Employment via intermediary
One of the sections in the proposed legislation addresses employment via “intermediary” which is not defined in the Bill, but an example of “via a personal service company” is provided. This raises questions as to whether the provisions would apply to what are commonly referred to as “managed service” contracts. The draft section excludes agency arrangements but applies the provision of the Bill to “the question as to whether an individual who personally executes any work or service for a person is an employee of that person or is self-employed, the fact that the agreement under which the individual works is made between a person and a third party may, if the functions of the third person in relation to the arrangement are matters of form only and not substance.” This statement, combined with the low bar set in the test for false self-employment will risk capturing more individuals working on managed service arrangements than would previously have been the case if the legislation is enacted.
Ibec committed to eradication of bogus self-employment
For the avoidance of doubt, Ibec is equally committed to rooting out bogus self-employment. We are keenly aware of the cost to the Exchequer and the undermining of legitimate business practices and employment rights compliance that it presents. However, there are many instances of project work and outsourcing which may well constitute perfectly legitimate commercial arrangements which risk being captured by the blunt response proposed in the Labour party’s Private Members’ Bill. The current common law approach, honed over many years and difficult cases, remains the best manner of addressing the question of whether an arrangement is one of employment or not. This common law approach takes better account of the significant regulation which attaches to the employment relationship and the increasing legal responsibilities of employers. Furthermore, although dating back many years, the common law tests have stood the test of time and have shown themselves to be capable to addressing new working relationships as they emerge. The Revenue Commissioners’ Code of Practice for Determining Employment or Self-employment Status for Individuals remains a very useful and user-friendly tool to assess the true nature of a relationship.
The use of independent contractors in good faith remains one of the few flexible options open to individuals and organisations and is required for the performance of services needed for a short period of time, or on an ad hoc basis, or where an organisation lacks the relevant skills in-house.
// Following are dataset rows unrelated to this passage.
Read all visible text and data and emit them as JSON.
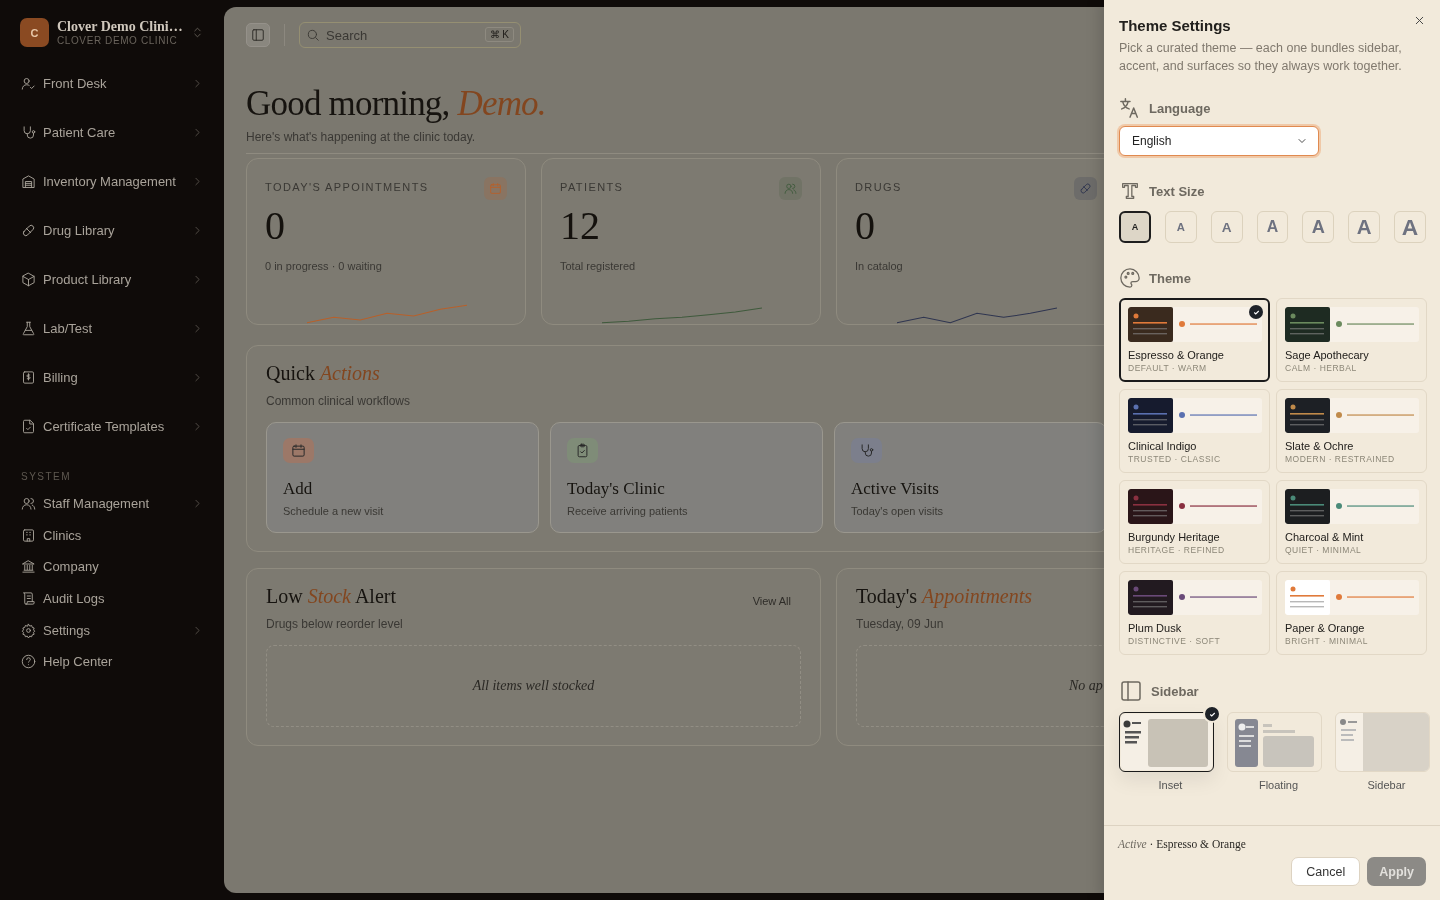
{
  "sidebar": {
    "workspace": {
      "initial": "C",
      "name": "Clover Demo Clini…",
      "subtitle": "CLOVER DEMO CLINIC"
    },
    "items": [
      {
        "label": "Front Desk",
        "expandable": true
      },
      {
        "label": "Patient Care",
        "expandable": true
      },
      {
        "label": "Inventory Management",
        "expandable": true
      },
      {
        "label": "Drug Library",
        "expandable": true
      },
      {
        "label": "Product Library",
        "expandable": true
      },
      {
        "label": "Lab/Test",
        "expandable": true
      },
      {
        "label": "Billing",
        "expandable": true
      },
      {
        "label": "Certificate Templates",
        "expandable": true
      }
    ],
    "section": {
      "title": "SYSTEM",
      "items": [
        {
          "label": "Staff Management",
          "expandable": true
        },
        {
          "label": "Clinics",
          "expandable": false
        },
        {
          "label": "Company",
          "expandable": false
        },
        {
          "label": "Audit Logs",
          "expandable": false
        },
        {
          "label": "Settings",
          "expandable": true
        },
        {
          "label": "Help Center",
          "expandable": false
        }
      ]
    }
  },
  "toolbar": {
    "search": {
      "placeholder": "Search",
      "shortcut": "⌘ K"
    }
  },
  "greeting": {
    "title": "Good morning, *Demo.*",
    "subtitle": "Here's what's happening at the clinic today."
  },
  "stats": [
    {
      "label": "TODAY'S APPOINTMENTS",
      "value": "0",
      "caption": "0 in progress · 0 waiting",
      "color": "#b8602a"
    },
    {
      "label": "PATIENTS",
      "value": "12",
      "caption": "Total registered",
      "color": "#3f5a3c"
    },
    {
      "label": "DRUGS",
      "value": "0",
      "caption": "In catalog",
      "color": "#2f3550"
    }
  ],
  "quick_actions": {
    "title": "Quick *Actions*",
    "subtitle": "Common clinical workflows",
    "actions": [
      {
        "title": "Add",
        "subtitle": "Schedule a new visit",
        "color": "#9c7868"
      },
      {
        "title": "Today's Clinic",
        "subtitle": "Receive arriving patients",
        "color": "#7f8c78"
      },
      {
        "title": "Active Visits",
        "subtitle": "Today's open visits",
        "color": "#7c7f8c"
      }
    ]
  },
  "low_stock": {
    "title": "Low *Stock* Alert",
    "subtitle": "Drugs below reorder level",
    "link": "View All",
    "empty": "All items well stocked"
  },
  "appointments": {
    "title": "Today's *Appointments*",
    "subtitle": "Tuesday, 09 Jun",
    "empty": "No ap"
  },
  "theme_settings": {
    "title": "Theme Settings",
    "description": "Pick a curated theme — each one bundles sidebar, accent, and surfaces so they always work together.",
    "language": {
      "label": "Language",
      "value": "English"
    },
    "text_size": {
      "label": "Text Size",
      "options": [
        {
          "label": "A",
          "selected": true
        },
        {
          "label": "A",
          "selected": false
        },
        {
          "label": "A",
          "selected": false
        },
        {
          "label": "A",
          "selected": false
        },
        {
          "label": "A",
          "selected": false
        },
        {
          "label": "A",
          "selected": false
        },
        {
          "label": "A",
          "selected": false
        }
      ]
    },
    "theme": {
      "label": "Theme",
      "options": [
        {
          "name": "Espresso & Orange",
          "tags": "DEFAULT · WARM",
          "color": "#e07a3a",
          "selected": true
        },
        {
          "name": "Sage Apothecary",
          "tags": "CALM · HERBAL",
          "color": "#6b8a5e",
          "selected": false
        },
        {
          "name": "Clinical Indigo",
          "tags": "TRUSTED · CLASSIC",
          "color": "#5a70b0",
          "selected": false
        },
        {
          "name": "Slate & Ochre",
          "tags": "MODERN · RESTRAINED",
          "color": "#c08a4a",
          "selected": false
        },
        {
          "name": "Burgundy Heritage",
          "tags": "HERITAGE · REFINED",
          "color": "#8a3040",
          "selected": false
        },
        {
          "name": "Charcoal & Mint",
          "tags": "QUIET · MINIMAL",
          "color": "#4a8a78",
          "selected": false
        },
        {
          "name": "Plum Dusk",
          "tags": "DISTINCTIVE · SOFT",
          "color": "#6a4a78",
          "selected": false
        },
        {
          "name": "Paper & Orange",
          "tags": "BRIGHT · MINIMAL",
          "color": "#e07a3a",
          "selected": false
        }
      ]
    },
    "sidebar": {
      "label": "Sidebar",
      "options": [
        {
          "label": "Inset",
          "kind": "inset",
          "selected": true
        },
        {
          "label": "Floating",
          "kind": "floating",
          "selected": false
        },
        {
          "label": "Sidebar",
          "kind": "sidebar",
          "selected": false
        }
      ]
    },
    "footer": {
      "active": "*Active* · Espresso & Orange",
      "cancel": "Cancel",
      "apply": "Apply",
      "apply_disabled": true
    }
  }
}
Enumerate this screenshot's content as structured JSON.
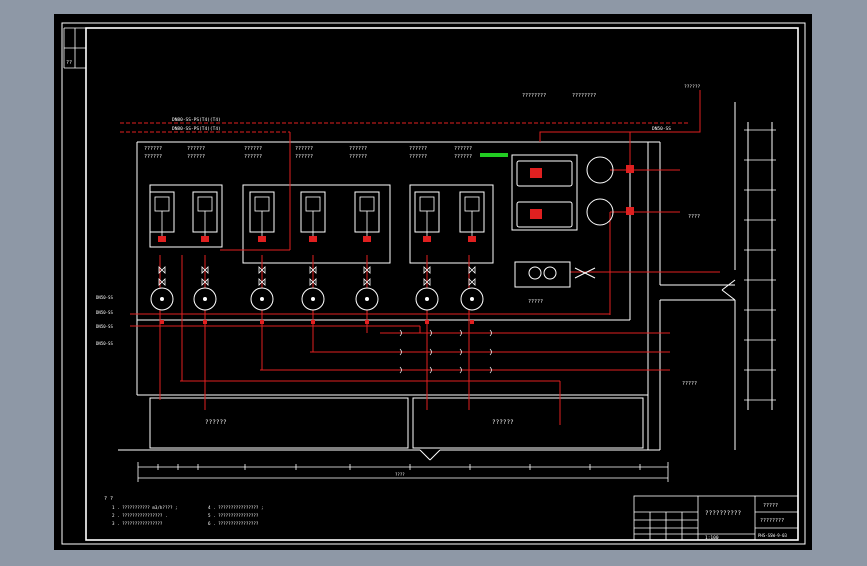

It is vital that any proposed further regulation of these arrangements maintains this flexibility.
It is important to note that draft legislation referred to above is a Private Members’ Bill and as such may not proceed to become legislation in its current form or at all. However, Ibec is mindful of the experience with the Competition (Amendment) Act 2017 and the wider support that may exist for the issues addressed in the Bill. Notwithstanding its genesis as a Private Members’ Bill, the proposed legislation has garnered considerable interest in the media and Ibec will be tracking its level of support and progress in the coming weeks.
Monday, 11 December 2017